Chickens on Pasture in Recently Constructed Pen

To get around this, we will be using soybean meal that is made from food grade soybeans for human consumption. There was an exhaustive search done to investigate where a roasted non-GMO soybean product could be located and that list was very very short. The resulting change is not a cheap one. Generic soybean meal used to run $450 per ton and the non-GMO version comes in at over $1000 a ton. In other words, our feed has gone from $0.20 per pound to $0.33 per pound.  Our birds are eating right around four pounds of feed per pound of gain, resulting in a cost increase to produce the birds of $0.52 per pound. With high chick prices and a bump in locker fees, we must raises prices to try and preserve the small margin that already exists on our birds.

The change resulted in a $.60 rise in chickens per pound, a $0.50 rise in turkeys per pound. Our eggs have been sold at a loss for over a two years now, so we moved to correct the price and roll in the added feed cost with a $1.00 increase per dozen eggs.

Whole chicken: $3.90/lb
Cut up chicken: $4.10/lb
Large eggs: $4.50/doz ($4.00/doz with return of our clean container)
Medium eggs: $4.00/doz ($3.50/doz with return of our clean container)
Whole turkeys: $4.25/lb
Smoked turkey halves: $7.00/lb

Cattle and lamb prices will not change, as their diet is already GMO free and they do not eat grain.
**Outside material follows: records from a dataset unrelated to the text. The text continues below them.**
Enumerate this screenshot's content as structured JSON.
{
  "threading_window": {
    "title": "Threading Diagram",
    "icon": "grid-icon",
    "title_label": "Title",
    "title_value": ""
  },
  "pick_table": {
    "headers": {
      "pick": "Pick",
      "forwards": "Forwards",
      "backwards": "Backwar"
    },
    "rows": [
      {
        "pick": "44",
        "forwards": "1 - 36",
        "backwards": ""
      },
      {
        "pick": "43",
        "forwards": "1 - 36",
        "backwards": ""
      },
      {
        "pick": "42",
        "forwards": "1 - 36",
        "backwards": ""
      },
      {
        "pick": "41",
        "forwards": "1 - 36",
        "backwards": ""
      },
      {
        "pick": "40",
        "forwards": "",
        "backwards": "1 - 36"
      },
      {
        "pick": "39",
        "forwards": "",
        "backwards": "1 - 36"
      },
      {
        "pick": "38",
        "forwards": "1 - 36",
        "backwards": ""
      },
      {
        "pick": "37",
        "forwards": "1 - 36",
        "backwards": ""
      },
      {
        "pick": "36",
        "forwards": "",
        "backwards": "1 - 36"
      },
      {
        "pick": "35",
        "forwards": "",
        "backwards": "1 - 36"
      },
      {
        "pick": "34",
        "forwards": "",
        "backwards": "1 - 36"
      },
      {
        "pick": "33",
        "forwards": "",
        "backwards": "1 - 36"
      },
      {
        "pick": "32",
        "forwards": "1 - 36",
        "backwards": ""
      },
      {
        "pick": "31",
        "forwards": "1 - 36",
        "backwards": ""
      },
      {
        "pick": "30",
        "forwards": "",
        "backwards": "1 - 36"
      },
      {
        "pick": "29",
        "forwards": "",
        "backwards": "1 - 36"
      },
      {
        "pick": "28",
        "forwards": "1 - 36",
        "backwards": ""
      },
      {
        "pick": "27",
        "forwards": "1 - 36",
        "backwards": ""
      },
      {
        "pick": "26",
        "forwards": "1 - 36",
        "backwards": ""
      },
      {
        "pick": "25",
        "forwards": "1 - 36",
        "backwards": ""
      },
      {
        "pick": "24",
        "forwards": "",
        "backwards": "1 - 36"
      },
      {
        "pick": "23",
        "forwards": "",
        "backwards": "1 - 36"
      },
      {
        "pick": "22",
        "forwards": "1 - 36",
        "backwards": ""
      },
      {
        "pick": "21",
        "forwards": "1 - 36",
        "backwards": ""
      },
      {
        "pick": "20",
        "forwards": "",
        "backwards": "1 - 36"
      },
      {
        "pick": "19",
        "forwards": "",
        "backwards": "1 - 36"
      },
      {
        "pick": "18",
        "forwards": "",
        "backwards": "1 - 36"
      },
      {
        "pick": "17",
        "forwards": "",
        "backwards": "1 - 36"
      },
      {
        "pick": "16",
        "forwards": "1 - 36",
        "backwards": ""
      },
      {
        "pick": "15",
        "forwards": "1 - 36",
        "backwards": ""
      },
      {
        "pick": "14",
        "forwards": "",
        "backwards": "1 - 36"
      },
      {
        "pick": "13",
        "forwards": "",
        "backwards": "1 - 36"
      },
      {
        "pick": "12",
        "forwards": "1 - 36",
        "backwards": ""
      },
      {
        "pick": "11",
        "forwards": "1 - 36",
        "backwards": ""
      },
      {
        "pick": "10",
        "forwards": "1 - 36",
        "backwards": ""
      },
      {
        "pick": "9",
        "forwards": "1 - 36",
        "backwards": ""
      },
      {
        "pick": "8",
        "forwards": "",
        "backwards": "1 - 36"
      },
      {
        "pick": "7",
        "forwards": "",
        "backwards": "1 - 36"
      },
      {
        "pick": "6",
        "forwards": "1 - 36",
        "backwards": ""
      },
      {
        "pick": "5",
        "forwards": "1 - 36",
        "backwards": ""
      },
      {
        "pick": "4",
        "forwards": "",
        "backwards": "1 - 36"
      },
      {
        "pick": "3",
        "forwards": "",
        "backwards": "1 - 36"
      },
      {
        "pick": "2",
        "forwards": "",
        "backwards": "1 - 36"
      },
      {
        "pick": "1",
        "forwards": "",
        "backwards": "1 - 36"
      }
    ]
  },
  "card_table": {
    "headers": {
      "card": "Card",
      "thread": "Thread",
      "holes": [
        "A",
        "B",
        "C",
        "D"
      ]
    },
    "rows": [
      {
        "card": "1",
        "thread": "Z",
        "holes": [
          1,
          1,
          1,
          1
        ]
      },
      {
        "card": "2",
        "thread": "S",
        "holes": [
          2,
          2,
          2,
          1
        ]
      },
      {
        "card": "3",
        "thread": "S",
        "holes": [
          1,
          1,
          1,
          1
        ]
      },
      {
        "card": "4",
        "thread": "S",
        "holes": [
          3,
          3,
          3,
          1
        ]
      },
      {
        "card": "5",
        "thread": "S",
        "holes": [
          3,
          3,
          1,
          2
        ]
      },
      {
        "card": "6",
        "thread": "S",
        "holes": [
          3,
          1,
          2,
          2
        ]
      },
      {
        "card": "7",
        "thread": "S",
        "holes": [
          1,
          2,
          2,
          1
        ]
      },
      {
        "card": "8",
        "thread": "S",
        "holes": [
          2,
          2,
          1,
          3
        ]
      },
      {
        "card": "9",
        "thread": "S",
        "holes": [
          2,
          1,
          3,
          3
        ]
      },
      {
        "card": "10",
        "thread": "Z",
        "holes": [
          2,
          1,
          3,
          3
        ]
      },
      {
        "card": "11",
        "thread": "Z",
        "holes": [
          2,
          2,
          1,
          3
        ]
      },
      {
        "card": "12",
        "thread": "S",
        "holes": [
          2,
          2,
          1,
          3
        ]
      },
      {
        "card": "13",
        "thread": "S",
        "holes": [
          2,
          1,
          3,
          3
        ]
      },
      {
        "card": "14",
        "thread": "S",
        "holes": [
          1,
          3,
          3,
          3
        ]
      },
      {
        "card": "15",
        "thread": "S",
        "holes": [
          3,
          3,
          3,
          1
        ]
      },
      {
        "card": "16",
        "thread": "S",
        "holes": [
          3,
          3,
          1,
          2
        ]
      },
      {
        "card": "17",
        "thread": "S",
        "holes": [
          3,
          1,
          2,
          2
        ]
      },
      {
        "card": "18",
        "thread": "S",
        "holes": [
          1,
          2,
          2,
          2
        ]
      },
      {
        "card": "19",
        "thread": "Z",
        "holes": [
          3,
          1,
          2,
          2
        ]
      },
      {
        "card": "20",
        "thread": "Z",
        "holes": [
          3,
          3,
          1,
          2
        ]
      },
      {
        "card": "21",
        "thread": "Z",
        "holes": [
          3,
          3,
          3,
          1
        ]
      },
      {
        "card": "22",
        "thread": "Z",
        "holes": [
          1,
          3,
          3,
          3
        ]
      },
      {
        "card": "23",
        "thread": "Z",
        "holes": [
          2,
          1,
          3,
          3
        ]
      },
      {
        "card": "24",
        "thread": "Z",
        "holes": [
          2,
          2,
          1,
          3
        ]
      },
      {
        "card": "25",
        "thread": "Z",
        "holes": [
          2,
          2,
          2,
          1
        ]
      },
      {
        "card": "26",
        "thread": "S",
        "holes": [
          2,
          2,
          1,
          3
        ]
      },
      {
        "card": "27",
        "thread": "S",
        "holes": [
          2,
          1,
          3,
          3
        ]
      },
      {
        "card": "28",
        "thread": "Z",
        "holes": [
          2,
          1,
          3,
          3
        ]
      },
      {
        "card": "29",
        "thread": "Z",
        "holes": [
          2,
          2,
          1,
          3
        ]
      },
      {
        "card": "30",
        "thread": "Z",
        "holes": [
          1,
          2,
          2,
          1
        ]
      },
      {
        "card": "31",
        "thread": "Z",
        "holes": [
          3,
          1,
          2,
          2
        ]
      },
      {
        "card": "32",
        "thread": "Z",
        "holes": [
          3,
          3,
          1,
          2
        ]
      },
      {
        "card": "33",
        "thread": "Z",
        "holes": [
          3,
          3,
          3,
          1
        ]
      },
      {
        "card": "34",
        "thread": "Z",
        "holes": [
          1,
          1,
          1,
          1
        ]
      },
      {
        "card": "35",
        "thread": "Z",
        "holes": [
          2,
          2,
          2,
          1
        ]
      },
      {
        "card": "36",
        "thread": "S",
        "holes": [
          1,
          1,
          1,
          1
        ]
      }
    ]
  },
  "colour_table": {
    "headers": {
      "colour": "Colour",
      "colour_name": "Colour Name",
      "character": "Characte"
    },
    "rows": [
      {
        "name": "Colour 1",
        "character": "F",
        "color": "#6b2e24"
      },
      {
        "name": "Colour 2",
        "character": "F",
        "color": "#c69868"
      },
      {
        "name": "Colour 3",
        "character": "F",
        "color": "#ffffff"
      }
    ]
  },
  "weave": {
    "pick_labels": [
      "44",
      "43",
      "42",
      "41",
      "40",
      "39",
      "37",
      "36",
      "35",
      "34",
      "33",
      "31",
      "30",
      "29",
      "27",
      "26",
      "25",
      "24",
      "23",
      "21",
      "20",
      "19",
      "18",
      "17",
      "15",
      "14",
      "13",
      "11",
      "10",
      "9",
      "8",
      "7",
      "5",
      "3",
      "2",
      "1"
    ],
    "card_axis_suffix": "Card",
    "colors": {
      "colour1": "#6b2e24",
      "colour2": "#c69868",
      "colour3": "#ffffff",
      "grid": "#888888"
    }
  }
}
Demand for lamb has been very soft and we are strongly considering phasing out lamb over the year. 

Despite what the customers and my wife were telling me, I must admit that I am terrified by this price change. It is a massive shock to our system financially on the front-end of this process. I can understand that some customers might want to retract their orders. They are welcome to do that, and I would not hold that against them. As I see it, this is a leap of faith. We are taking the first step.